**What the task requires:**
Every entry should be returned unchanged, with the pictures omitted.

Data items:
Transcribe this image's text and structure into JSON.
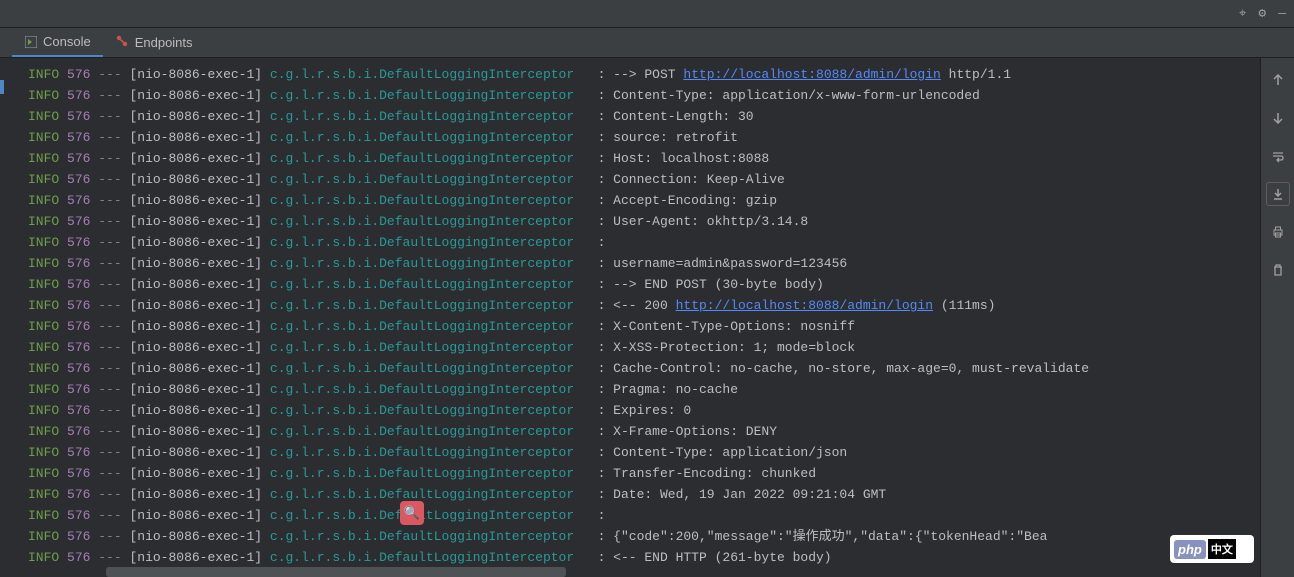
{
  "titlebar": {
    "target_icon": "⌖",
    "gear_icon": "⚙",
    "minimize_icon": "—"
  },
  "tabs": {
    "console": "Console",
    "endpoints": "Endpoints"
  },
  "side_tools": {
    "up": "↑",
    "down": "↓",
    "wrap": "⇥",
    "scroll_end": "⤓",
    "print": "🖶",
    "trash": "🗑"
  },
  "search_icon": "🔍",
  "logo": {
    "php": "php",
    "cn": "中文"
  },
  "log": {
    "level": "INFO",
    "pid": "576",
    "dashes": "---",
    "thread": "[nio-8086-exec-1]",
    "logger": "c.g.l.r.s.b.i.DefaultLoggingInterceptor",
    "colon": ":",
    "url1_text": "http://localhost:8088/admin/login",
    "url2_text": "http://localhost:8088/admin/login",
    "lines": [
      {
        "pre": "--> POST ",
        "url": 1,
        "post": " http/1.1"
      },
      {
        "text": "Content-Type: application/x-www-form-urlencoded"
      },
      {
        "text": "Content-Length: 30"
      },
      {
        "text": "source: retrofit"
      },
      {
        "text": "Host: localhost:8088"
      },
      {
        "text": "Connection: Keep-Alive"
      },
      {
        "text": "Accept-Encoding: gzip"
      },
      {
        "text": "User-Agent: okhttp/3.14.8"
      },
      {
        "text": ""
      },
      {
        "text": "username=admin&password=123456"
      },
      {
        "text": "--> END POST (30-byte body)"
      },
      {
        "pre": "<-- 200 ",
        "url": 2,
        "post": " (111ms)"
      },
      {
        "text": "X-Content-Type-Options: nosniff"
      },
      {
        "text": "X-XSS-Protection: 1; mode=block"
      },
      {
        "text": "Cache-Control: no-cache, no-store, max-age=0, must-revalidate"
      },
      {
        "text": "Pragma: no-cache"
      },
      {
        "text": "Expires: 0"
      },
      {
        "text": "X-Frame-Options: DENY"
      },
      {
        "text": "Content-Type: application/json"
      },
      {
        "text": "Transfer-Encoding: chunked"
      },
      {
        "text": "Date: Wed, 19 Jan 2022 09:21:04 GMT"
      },
      {
        "text": ""
      },
      {
        "text": "{\"code\":200,\"message\":\"操作成功\",\"data\":{\"tokenHead\":\"Bea"
      },
      {
        "text": "<-- END HTTP (261-byte body)"
      }
    ]
  }
}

**Task output:**
Transcribe this image's text and structure into JSON.
{
  "titlebar": {
    "target_icon": "⌖",
    "gear_icon": "⚙",
    "minimize_icon": "—"
  },
  "tabs": {
    "console": "Console",
    "endpoints": "Endpoints"
  },
  "side_tools": {
    "up": "↑",
    "down": "↓",
    "wrap": "⇥",
    "scroll_end": "⤓",
    "print": "🖶",
    "trash": "🗑"
  },
  "search_icon": "🔍",
  "logo": {
    "php": "php",
    "cn": "中文"
  },
  "log": {
    "level": "INFO",
    "pid": "576",
    "dashes": "---",
    "thread": "[nio-8086-exec-1]",
    "logger": "c.g.l.r.s.b.i.DefaultLoggingInterceptor",
    "colon": ":",
    "url1_text": "http://localhost:8088/admin/login",
    "url2_text": "http://localhost:8088/admin/login",
    "lines": [
      {
        "pre": "--> POST ",
        "url": 1,
        "post": " http/1.1"
      },
      {
        "text": "Content-Type: application/x-www-form-urlencoded"
      },
      {
        "text": "Content-Length: 30"
      },
      {
        "text": "source: retrofit"
      },
      {
        "text": "Host: localhost:8088"
      },
      {
        "text": "Connection: Keep-Alive"
      },
      {
        "text": "Accept-Encoding: gzip"
      },
      {
        "text": "User-Agent: okhttp/3.14.8"
      },
      {
        "text": ""
      },
      {
        "text": "username=admin&password=123456"
      },
      {
        "text": "--> END POST (30-byte body)"
      },
      {
        "pre": "<-- 200 ",
        "url": 2,
        "post": " (111ms)"
      },
      {
        "text": "X-Content-Type-Options: nosniff"
      },
      {
        "text": "X-XSS-Protection: 1; mode=block"
      },
      {
        "text": "Cache-Control: no-cache, no-store, max-age=0, must-revalidate"
      },
      {
        "text": "Pragma: no-cache"
      },
      {
        "text": "Expires: 0"
      },
      {
        "text": "X-Frame-Options: DENY"
      },
      {
        "text": "Content-Type: application/json"
      },
      {
        "text": "Transfer-Encoding: chunked"
      },
      {
        "text": "Date: Wed, 19 Jan 2022 09:21:04 GMT"
      },
      {
        "text": ""
      },
      {
        "text": "{\"code\":200,\"message\":\"操作成功\",\"data\":{\"tokenHead\":\"Bea"
      },
      {
        "text": "<-- END HTTP (261-byte body)"
      }
    ]
  }
}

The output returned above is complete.